Lessons we can learn from a Pandemic #1 – Purpose
Updated: Apr 10, 2020
As I write this, we are only a few weeks into an unprecedented global lockdown that very few people saw coming.
Despite the relative short time period, things have changed so much that already some of the memories of what life was like prior to COVID-19 are beginning to fade.
Because of this, I think it’s a good time for us, as a society, to begin to look at what we can learn about ourselves and act upon that information, not just in a time of crisis, but all the time.
Firstly, let’s just remind ourselves of some of the behaviours that were common place just a month ago:
Seeing people emptying shelves of toilet rolls, pasta and baked beans was crazy. I know of one person who bought 200 toilet rolls, which made me equally sad and angry.
We also saw wide-spread ignorance, people not listening to advice of social distancing. Busy pubs, parks, beaches and queues of cars heading to holiday homes.
I heard of people obsessing about how much their investments in the stock market had been hit and they would have to re-think next year’s holiday plans.
All of this whilst people in the NHS and other key workers were working 15+ hour shifts, many without the right equipment to ensure their safety.
2. Lack of Trust and Appreciation
Despite fears and concerns of employees, many employers insisted they came into work, enduring packed public transport.
Why? – Because they believed “Working from home” is “Shirking from home”.
I even heard of one organisation seriously considering monitoring key strokes and code commits <bursting into tears>.
And when you did get into work, the expectation was you would fix the mess that had been generated as a result of systems failing to deal with the unforeseen demand. Expectation without appreciation.
3. Conflict for the sake of conflict
Politicians arguing even if they agreed with each other, gangs killing each other and sporting rivalries which boil over into violence and beyond.
All behaviours which stem from Fear and Greed.
Let’s contrast this to what actions have become common place in relation to society’s response to the pandemic, just one month later:
1. Spirit of Togetherness
Many people are not just doing what they've been asked to do, they are going well beyond that.
Communities all over the globe have been coming together to help each other out and prioritising those in need the most. When there has been a call for volunteers, the response has almost always been overwhelming.
There is a true realisation that we win together and fail together.
There have been many cases whereby communities have formed and delivered value without any specific instruction.
Examples are hugely varied, ranging from the likes of Joe Wicks providing free online fitness coaching sessions, various groups around the world using technology such as 3D printing to provide vital protection equipment for the frontline and technical communities developing apps which can help relieve supply chain issues such as ProjectN95 and Helena.org's COVID-19 network project.

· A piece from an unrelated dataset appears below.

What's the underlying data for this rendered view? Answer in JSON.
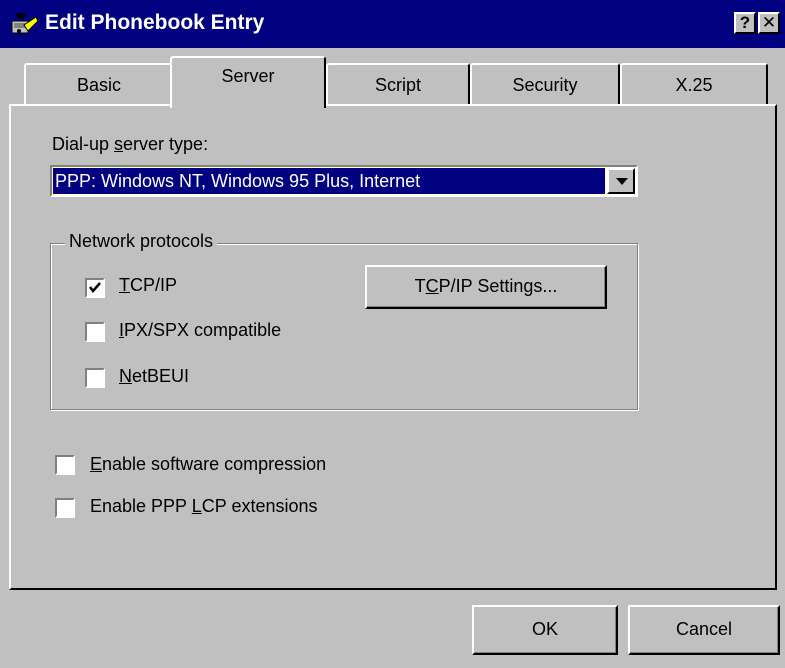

3. Unity and Praise
No longer are the politicians fighting for the sake of fighting, in most cases the point scoring has been put on the back burner, not to mention the “B word”.
Political rivalry is not the only differences that has been put to one side, there are many reports of gangs in some of the most violent cities of the world coming together to support everyone in the community.

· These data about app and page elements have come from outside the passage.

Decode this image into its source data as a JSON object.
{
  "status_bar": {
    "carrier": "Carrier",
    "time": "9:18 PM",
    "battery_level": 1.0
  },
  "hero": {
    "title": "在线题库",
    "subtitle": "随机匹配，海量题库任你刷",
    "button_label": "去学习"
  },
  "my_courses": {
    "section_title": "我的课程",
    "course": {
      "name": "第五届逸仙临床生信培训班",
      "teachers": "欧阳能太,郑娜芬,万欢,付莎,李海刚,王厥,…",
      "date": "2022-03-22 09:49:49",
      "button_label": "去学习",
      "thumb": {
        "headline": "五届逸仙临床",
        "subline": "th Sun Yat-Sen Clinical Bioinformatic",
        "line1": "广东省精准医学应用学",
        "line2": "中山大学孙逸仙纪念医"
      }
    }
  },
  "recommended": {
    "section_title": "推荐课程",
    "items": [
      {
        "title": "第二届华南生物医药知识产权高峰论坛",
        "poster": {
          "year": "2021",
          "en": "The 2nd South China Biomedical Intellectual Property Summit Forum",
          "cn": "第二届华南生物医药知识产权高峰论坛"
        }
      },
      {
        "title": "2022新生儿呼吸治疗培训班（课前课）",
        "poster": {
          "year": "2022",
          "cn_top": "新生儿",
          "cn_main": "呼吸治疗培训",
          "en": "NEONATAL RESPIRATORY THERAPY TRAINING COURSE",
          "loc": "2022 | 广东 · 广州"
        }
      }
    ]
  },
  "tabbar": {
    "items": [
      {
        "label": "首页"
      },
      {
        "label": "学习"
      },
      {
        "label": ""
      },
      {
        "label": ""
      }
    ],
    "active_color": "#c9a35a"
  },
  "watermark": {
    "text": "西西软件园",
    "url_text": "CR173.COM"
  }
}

Now we are celebrating people’s efforts in delivering performance which goes way beyond formerly what is expected of them.
Everyone is valued.
These behaviours are driven by love and compassion with purpose at the wheel.
All this has changed in one month!
What can we learn from this?
Essentially, that having a collective sense of purpose brings out the best in people, whereas if we haven’t got that, the opposite is often true.
Do you or your organisation have a purpose?
If so, is it something you believe in and other people feel compelled to unite behind?
In most instances this is not the case.
So, find your purpose and unite behind it. Easy, right?
Developing and maintaining a collective sense of purpose between just 2 people is hard enough. It is much, much harder in organisations made up of 100’s and 1000’s of people in environments which are complex and adaptive. It needs effort, a lot of effort and it’s continual. It benefits from independent observation in action and guidance which is subsequently fed back into the enterprise throughout.
But it can be done, and as we have seen, it can be done very quickly when the purpose is clear and well understood.
Just pause for a moment and consider the impact of being part of a purpose driven organisation could have for you.
These are some of the things we discuss at SEACON (The Study of Enterprise Agility Conference) and you can learn more about being driven by a collective sense of purpose, for free, on the SEACON YouTube channel. All talks are amazing, but the ones for me that immediately spring to mind in this context are:
· Richard James and Geraldine Maringo
Remember, ask yourself these questions and let’s learn this lesson.